Cancer – The Dreaded Death Sentence for Dogs
The word cancer sends chills up our collective spines as we are given the news about a lump or a growth or an enlargement in any area of our body. Sometimes there is no enlarged organ or tissue, but we just are not feeling right or strong or our health is not what it used to be. We sometimes can even be weaker than normal and have no appetite.
Maybe we are getting sick more often that normal or that is expected during times of the year when we are normally healthy and active. Maybe we just do not feel like doing the things that we normally do and there is no emotional or psychological explanation for our malaise or lack of energy.
Cancer is a term that has come to be known as a “death sentence” for most of us. When reading early obituaries or death certificates when doing family history research, quite often the cause of death is listed as cancer. For normal cells to change and not respond to the normal control and feedback mechanism that the body employs to control cell growth and division there has to be some kind of change in the chemical structure of the cells that is passed on to other daughter cells during the process of cell division or mitosis.
This loss of control or the abnormal division process creates cells and groups of cells that are under their own control and do not respond to the signals the body gives normally dividing cells to divide or to stop dividing or to grow or not to grow. The mechanisms that develop to have this control mechanism not work are partially known, but mostly the sequence and frequency of this developmental process is still to be discovered.

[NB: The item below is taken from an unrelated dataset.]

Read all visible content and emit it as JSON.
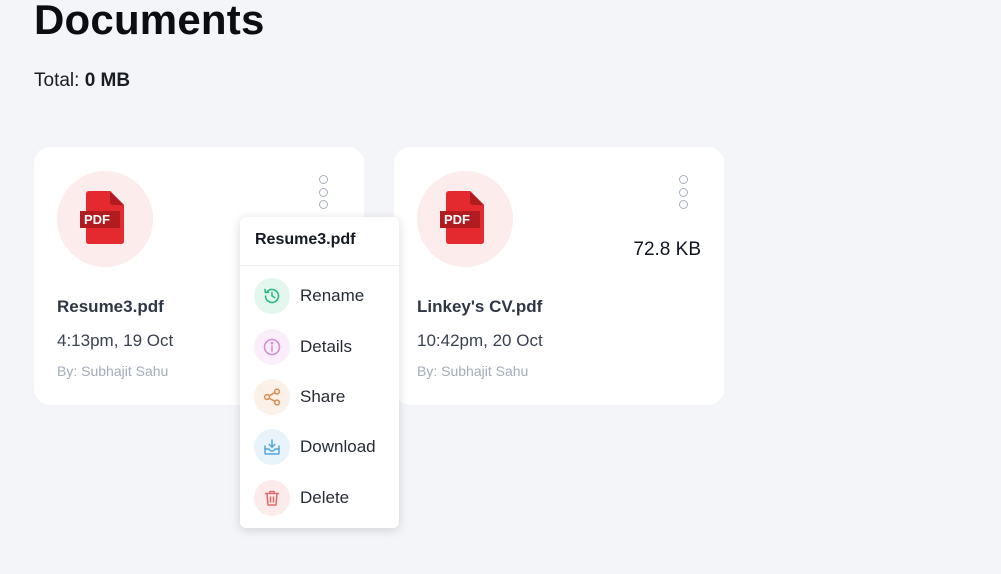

The center of this process is in the genome of the cell. The chemicals and molecules that make up the genetic code of normal cells have programmed into them the response and feedback mechanisms necessary to have the organism develop as needed and in an expected sequence to the adult form with all of the parts and organs working properly.
When something disturbs this process in the genetic code and the code is changed, the normalcy is lost and the cells that are present are in control of their own destiny and do not respond to normal signals given to them by the body for maintenance and growth. Sometimes these cells just grow in the local area and change by simply dividing and expanding in the space where they begin. If they do not spread to other areas by way of the lymphatic or circulatory system, then we consider these benign growths. The first thing that we check is all of the regional lymph nodes when we do a physical exam. If they are enlarged, then we already know that the tumor has spread throughout the body.
Cancer can be treated, usually by surgical excision of the lump, but sometimes conventional treatments such as chemotherapy or radiation is used. What we have to do is look at the cost and the potential for quality of life as treatment would progress and then make the decision to treat or not to treat based on what is good for the dog.